Top SEO
This is a very informative discussion about " How to Thrive — and Survive — in a World of AI Disruption "

Thanks for sharing 
Javier Acosta
AI to automates the tedious tasks of engineering (drawing check, drawing generation, model check, model generation), freeing time for the fun and creative stuff.

Javier
Laurence Stevens
These initiatives are not designed for ordinary people. When millions of American drivers lose their jobs in the next decade, we're not turning them into coders (or nurses, for that matter).

Think of the 50,000 people who overdosed in 2015, more than died from cars and guns combined. Their numbers are exploding. It's the people at the bottom, especially those who just landed there, whom we need to reach. How do we do that?
Michael Zeldich
Erik Brynjolfsson and many others could be not to worry about a danger from AI systems.
Any programmed system cannot impose a systematic danger on the human race.

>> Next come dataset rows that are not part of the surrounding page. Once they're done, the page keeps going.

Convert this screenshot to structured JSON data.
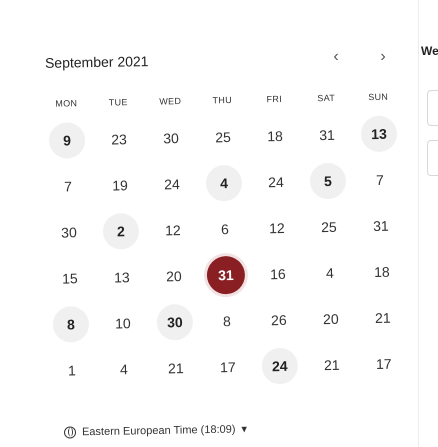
{
  "calendar": {
    "month_label": "September 2021",
    "prev_icon": "chevron-left-icon",
    "next_icon": "chevron-right-icon",
    "prev_glyph": "‹",
    "next_glyph": "›",
    "weekdays": [
      "MON",
      "TUE",
      "WED",
      "THU",
      "FRI",
      "SAT",
      "SUN"
    ],
    "weeks": [
      [
        {
          "d": "9",
          "s": "avail"
        },
        {
          "d": "23",
          "s": "none"
        },
        {
          "d": "30",
          "s": "none"
        },
        {
          "d": "25",
          "s": "none"
        },
        {
          "d": "18",
          "s": "none"
        },
        {
          "d": "31",
          "s": "none"
        },
        {
          "d": "13",
          "s": "avail"
        }
      ],
      [
        {
          "d": "7",
          "s": "none"
        },
        {
          "d": "19",
          "s": "none"
        },
        {
          "d": "24",
          "s": "none"
        },
        {
          "d": "4",
          "s": "avail"
        },
        {
          "d": "24",
          "s": "none"
        },
        {
          "d": "5",
          "s": "avail"
        },
        {
          "d": "7",
          "s": "none"
        }
      ],
      [
        {
          "d": "30",
          "s": "none"
        },
        {
          "d": "2",
          "s": "avail"
        },
        {
          "d": "12",
          "s": "none"
        },
        {
          "d": "6",
          "s": "none"
        },
        {
          "d": "12",
          "s": "none"
        },
        {
          "d": "25",
          "s": "none"
        },
        {
          "d": "31",
          "s": "none"
        }
      ],
      [
        {
          "d": "15",
          "s": "none"
        },
        {
          "d": "13",
          "s": "none"
        },
        {
          "d": "20",
          "s": "none"
        },
        {
          "d": "31",
          "s": "selected"
        },
        {
          "d": "16",
          "s": "none"
        },
        {
          "d": "4",
          "s": "none"
        },
        {
          "d": "18",
          "s": "none"
        }
      ],
      [
        {
          "d": "8",
          "s": "avail"
        },
        {
          "d": "10",
          "s": "none"
        },
        {
          "d": "30",
          "s": "avail"
        },
        {
          "d": "8",
          "s": "none"
        },
        {
          "d": "26",
          "s": "none"
        },
        {
          "d": "20",
          "s": "none"
        },
        {
          "d": "21",
          "s": "none"
        }
      ],
      [
        {
          "d": "1",
          "s": "none"
        },
        {
          "d": "4",
          "s": "none"
        },
        {
          "d": "21",
          "s": "none"
        },
        {
          "d": "17",
          "s": "none"
        },
        {
          "d": "24",
          "s": "avail"
        },
        {
          "d": "21",
          "s": "none"
        },
        {
          "d": "17",
          "s": "none"
        }
      ]
    ],
    "selected_color": "#8a1f23",
    "available_color": "#f0f0f0"
  },
  "timezone": {
    "icon": "globe-icon",
    "label": "Eastern European Time (18:09)",
    "caret_icon": "caret-down-icon",
    "caret": "▾"
  },
  "side_panel": {
    "label": "We"
  }
}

Situation will be different if one will find out how to design of the artificial subjective systems, and design them as an independent living synthetic person. 
If that will happen, there will be no place for any consumers of nonrenewable resources.
Control of such systems by imposing human set of moral rules on them cannot be successful because such systems will not recognize humans as members of their society.
The only way to make such systems safe is in designing them so, that they will not have opportunity to have their own, egoistic, interests.
I have to find that way by myself, but recently I pointed to the fact that this solution was found milleniums ego. Djinnis, in mythical literature, did not to do anythings till not motivated by masters.
Michael Zeldich
There is better way than make improvement in software.
We are have to switch to design of the artificial subjective systems, which did not require any further programming and able to accrue a professional skills as we are.
That quantum lip will open the way to make men free from necessity to work for food.


Best,
Mike